Name: Isabel Bonnet
Hometown: Gainesville, Florida
Languages spoken: French, Spanish, English (fluent), German (beginner)
University: Santa Fe College
Past travel experience: Avid
Volunteer Abroad: Teaching French in Hanoi, Vietnam
Duration: 3 weeks
Start month: August 2016
Claim to fame: Isabel has lived in four different countries from three different continents: France, Venezuela, the Ivory Coast, and the United States. Welcome to the UBELONG family, Isabel!
Why did you decide to become a UBELONG Volunteer?
Always a passionate photographer, I had always wanted to go to Vietnam to take pictures.
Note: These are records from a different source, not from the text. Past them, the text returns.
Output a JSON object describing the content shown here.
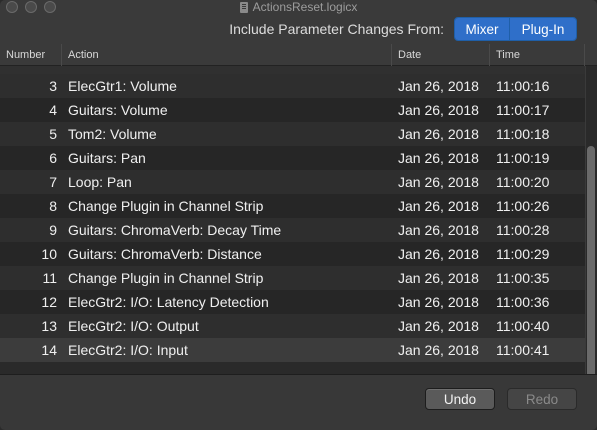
{
  "window": {
    "title": "ActionsReset.logicx"
  },
  "toolbar": {
    "label": "Include Parameter Changes From:",
    "segments": [
      "Mixer",
      "Plug-In"
    ]
  },
  "table": {
    "columns": [
      "Number",
      "Action",
      "Date",
      "Time"
    ],
    "rows": [
      {
        "number": "3",
        "action": "ElecGtr1: Volume",
        "date": "Jan 26, 2018",
        "time": "11:00:16"
      },
      {
        "number": "4",
        "action": "Guitars: Volume",
        "date": "Jan 26, 2018",
        "time": "11:00:17"
      },
      {
        "number": "5",
        "action": "Tom2: Volume",
        "date": "Jan 26, 2018",
        "time": "11:00:18"
      },
      {
        "number": "6",
        "action": "Guitars: Pan",
        "date": "Jan 26, 2018",
        "time": "11:00:19"
      },
      {
        "number": "7",
        "action": "Loop: Pan",
        "date": "Jan 26, 2018",
        "time": "11:00:20"
      },
      {
        "number": "8",
        "action": "Change Plugin in Channel Strip",
        "date": "Jan 26, 2018",
        "time": "11:00:26"
      },
      {
        "number": "9",
        "action": "Guitars: ChromaVerb: Decay Time",
        "date": "Jan 26, 2018",
        "time": "11:00:28"
      },
      {
        "number": "10",
        "action": "Guitars: ChromaVerb: Distance",
        "date": "Jan 26, 2018",
        "time": "11:00:29"
      },
      {
        "number": "11",
        "action": "Change Plugin in Channel Strip",
        "date": "Jan 26, 2018",
        "time": "11:00:35"
      },
      {
        "number": "12",
        "action": "ElecGtr2: I/O: Latency Detection",
        "date": "Jan 26, 2018",
        "time": "11:00:36"
      },
      {
        "number": "13",
        "action": "ElecGtr2: I/O: Output",
        "date": "Jan 26, 2018",
        "time": "11:00:40"
      },
      {
        "number": "14",
        "action": "ElecGtr2: I/O: Input",
        "date": "Jan 26, 2018",
        "time": "11:00:41"
      }
    ],
    "selected_number": "14"
  },
  "footer": {
    "undo_label": "Undo",
    "redo_label": "Redo"
  },
  "colors": {
    "accent": "#2f6fc9",
    "background": "#2a2a2a"
  }
}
However, my sister’s best friend convinced me to volunteer by talking about her UBELONG Volunteer experience and by posting pictures on Facebook of her in Hanoi, Vietnam. A few months before summer, I finally took the initiative to go with my parent’s permission. What better way to travel than volunteering?
UBELONG offered daily meals and the accommodations and the reviews said it was easy and safe to travel around Vietnam. In addition, there were many different projects to volunteer with, which gave me the opportunity to volunteer in three different places all at once in Hanoi.
What did you find most rewarding from you volunteer experience?
Looking back, my volunteer experience in Hanoi, Vietnam, was the most rewarding experience of my life. My expectations were very high before I arrived, but once I got there I became worried that my efforts weren’t enough to help everyone. However, one day one of my fellow volunteers who was teaching with me as part of a sub-program told me about a school-building project that he was coordinating. When describing what motivated him to begin the project, he told a story about a young man who was walking through the beach and throwing the starfishes he found in his path back to the sea. One day, an old man told him he couldn’t do any difference because there were too many starfishes to save. However, the young man grabbed one on his hand, threw it back to the sea and answered “I just made a big difference to this one.” And that is what volunteering is about. The story really resonated with me because I realized that it just takes one gesture to change a person’s life.
I have learned that by helping others, we help ourselves become better human beings. In addition, it was amazing to share this life experience with the Vietnamese students and teachers, who were incredibly hospitable and sweet people, with my fellow volunteers, a host family who became forever friends, and finally the volunteer I fell in love with, my boyfriend.
What three pieces of advice would you give to a future UBELONG Volunteer?
My first piece of advice would be to TRY EVERYTHING. If you want to feel part of the culture, the best way to do it is by trying the food, the clothes, the bus lines, and trying to speak their language or any opportunity that will be offered to you. For example, for many people, street food doesn’t sound appetizing. However, in Hanoi, the best Bun Cha, a Vietnamese soup with beef and noodles, is found in the street.
My second piece of advice would be to read about the culture and the customs before you travel. The dress code or the normal behaviors are not the same everywhere. My last week in Vietnam, one local volunteer told me it was rude for woman to give them the bills with one hand, and I couldn’t count how many women I had possibly already offended by doing it for the past two weeks.
Finally, if you are a future UBELONG Volunteer, you should write everyday what you’ve done and learned. You’ll think you’re too busy, or jet lagged, or you’ll probably even think your experience is so amazing that you won’t forget anything about it. However, today I wish I could remember every single detail of my trip, which was less than two months ago.